In a recent post I started with an overview of Git. Git is a version control management system which is widely used nowadays. It is easy to setup and makes way for collaboration in teams. In the process of developing a website or application with multiple developers, a good Git workflow is very important. Here we discuss the heart of this collaboration with the Git commands push and pull. Because the major CMS systems around (e.g., WordPress, Drupal, Joomla) work with databases to save your sites configuration it is also important to sync your database between the developers, and more importantly, between the local development environments and the staging and production environments. Here we go!
Git push en git pull
The last thing we discussed in the first part was merging your changes of your develop branch into the release branch. Remember: the develop branch is where you are working in locally, the release branch is meant to be in sync with the code on the staging server. Now let’s say that another team member starts working on the project. Clearly he needs the latest changes in his local environment. So the changes you made to the code should be integrated with his code. This is where the Git commands push and pull come into play. You have to push your changes to a remote repository (Bitbucket and Github offer these things) and give access to the other developer to pull your latest commits. In our projects we tend to use Bitbucket when the code should remain private. For opensource development Github is our place to go. Pushing your code to the remote repository (assumed you have that setup properly) is simple with this command:
git push origin develop
Your code will be uploaded to the remote branch (the origin) and is available for the other developer. He can pull this commit to his local environment using this command:
Now he can proceed developing the site or app. A normal workflow is to commit your changes to your local repository quite often and push your changes to the online repository when you have a chunk of code completed (and tested!) or it is the end of the day and someone else will proceed on the project the next day. When starting with the project you generally pull the latest changes.
So far so good, we have managed to change our code and keep our code in version control. We also have been busy sharing our code with other developers in the team by using a remote repository. But the code is only local, so our client is not able to see the latest changes or development of his site or application. One way to make the site available for the client (but not yet to the rest of the world) is by using a staging environment. Ideally this is a server that mimics the behaviour of the live server. We often just make subdomain of the live site: If the site will run on www.example.com, the staging environment will be on www.stage.example.com. Via the .htaccess file we can easily prevent other people to see the site before it is ready.
So in our workflow we have a branch to for development (and maybe some short-living branches that are created to implement specific features), a release branch and a master branch. We keep the code in the release branch in sync with the code on the staging server. So after we have thoroughly tested the new feature in the development branch, these changes are merged into the release branch. Then it is time to deploy these changes to the staging server. In principal it is best to do this automatically, i.e., at the moment of pushing the release branch to the remote, a script can be activated to upload these changes to the staging server. However, until now we haven’t done so. So we have to do this manually. Connect to the server using your favourite FTP client (FileZilla) and upload the code from the development directory (the release branch should be the active branch) to the FTP.

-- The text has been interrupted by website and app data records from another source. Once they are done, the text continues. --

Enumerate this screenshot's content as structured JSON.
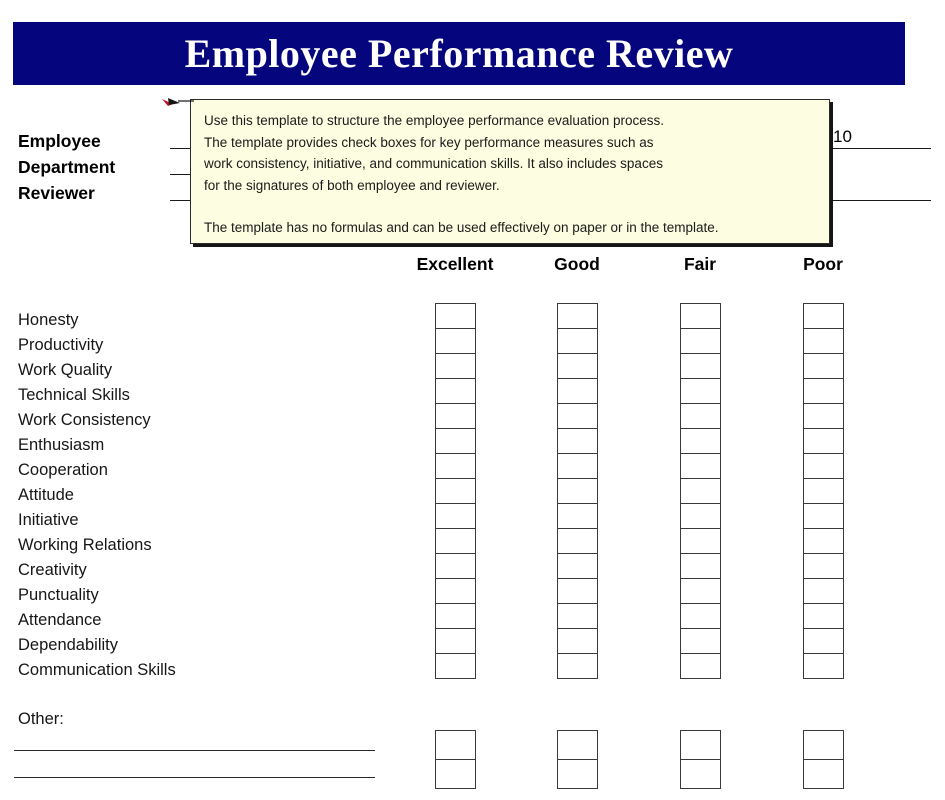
{
  "document": {
    "title": "Employee Performance Review",
    "banner_color": "#05057d",
    "title_color": "#ffffff"
  },
  "identity_fields": [
    {
      "label": "Employee",
      "value": ""
    },
    {
      "label": "Department",
      "value": ""
    },
    {
      "label": "Reviewer",
      "value": ""
    }
  ],
  "date_field": {
    "value": "10"
  },
  "comment": {
    "icon": "comment-pointer-icon",
    "background_color": "#fdfde1",
    "lines": [
      "Use this template to structure the employee performance evaluation process.",
      "The template provides check boxes for key performance measures such as",
      "work consistency, initiative, and communication skills. It also includes spaces",
      "for the signatures of both employee and reviewer."
    ],
    "closing_line": "The template has no formulas and can be used effectively on paper or in the template."
  },
  "rating_columns": [
    {
      "label": "Excellent"
    },
    {
      "label": "Good"
    },
    {
      "label": "Fair"
    },
    {
      "label": "Poor"
    }
  ],
  "criteria": [
    {
      "label": "Honesty"
    },
    {
      "label": "Productivity"
    },
    {
      "label": "Work Quality"
    },
    {
      "label": "Technical Skills"
    },
    {
      "label": "Work Consistency"
    },
    {
      "label": "Enthusiasm"
    },
    {
      "label": "Cooperation"
    },
    {
      "label": "Attitude"
    },
    {
      "label": "Initiative"
    },
    {
      "label": "Working Relations"
    },
    {
      "label": "Creativity"
    },
    {
      "label": "Punctuality"
    },
    {
      "label": "Attendance"
    },
    {
      "label": "Dependability"
    },
    {
      "label": "Communication Skills"
    }
  ],
  "other_section": {
    "label": "Other:",
    "blank_lines": 2,
    "extra_rating_rows": 2
  }
}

Your client is now able to see the latest features and if he is happy we assume that you get the green light to push these features to the live environment. This is typically not something you automate because if you push the master branch by accident the changes would be visible on the live environment. This deployment step is therefore performed manually.
Syncing your WordPress database
Up to this point we discussed collaboration in a project with respect to the code. These are the files you work on. However, when working with a CMS, the site’s configuration is often stored in the database. For example in WordPress, if you change the content of a page or you add a new image or you make some other changes in the settings, these are stored in specific tables of the WordPress database. If you have pushed all your changes and your co-developer pulls them into his local project, he only has the changed files! Not the changed database! Apart from the files, you should also migrate the database. Luckily there is a very good plugin for this developed by Delicious Brains: WP Migrate Pro. This plugin makes migrating your WordPress database very easy. To make this plugin work you need to install it on each local environment and in the staging and production environments.
Although this plugin does the job quite nicely, there are situations that give us some headaches. Assume that my teammate and I are working on the same site at the same moment. Changes in the files are no problem because we are using Git for version control and the worst thing that can happen is a few merge conflicts at the end of the day. But if we both change the database (by installing plugins, updating plugins, adding users etc.) how can we merge these changes? I have not found an answer to this issue, only a workaround: only one of us makes changes to the database and when necessary we sync our code and the database via the release branch and the staging environment.
Regarding the above issue we are pleased to hear how you approach a multi developer WordPress project and syncing the database in particular. Please, leave your comments below!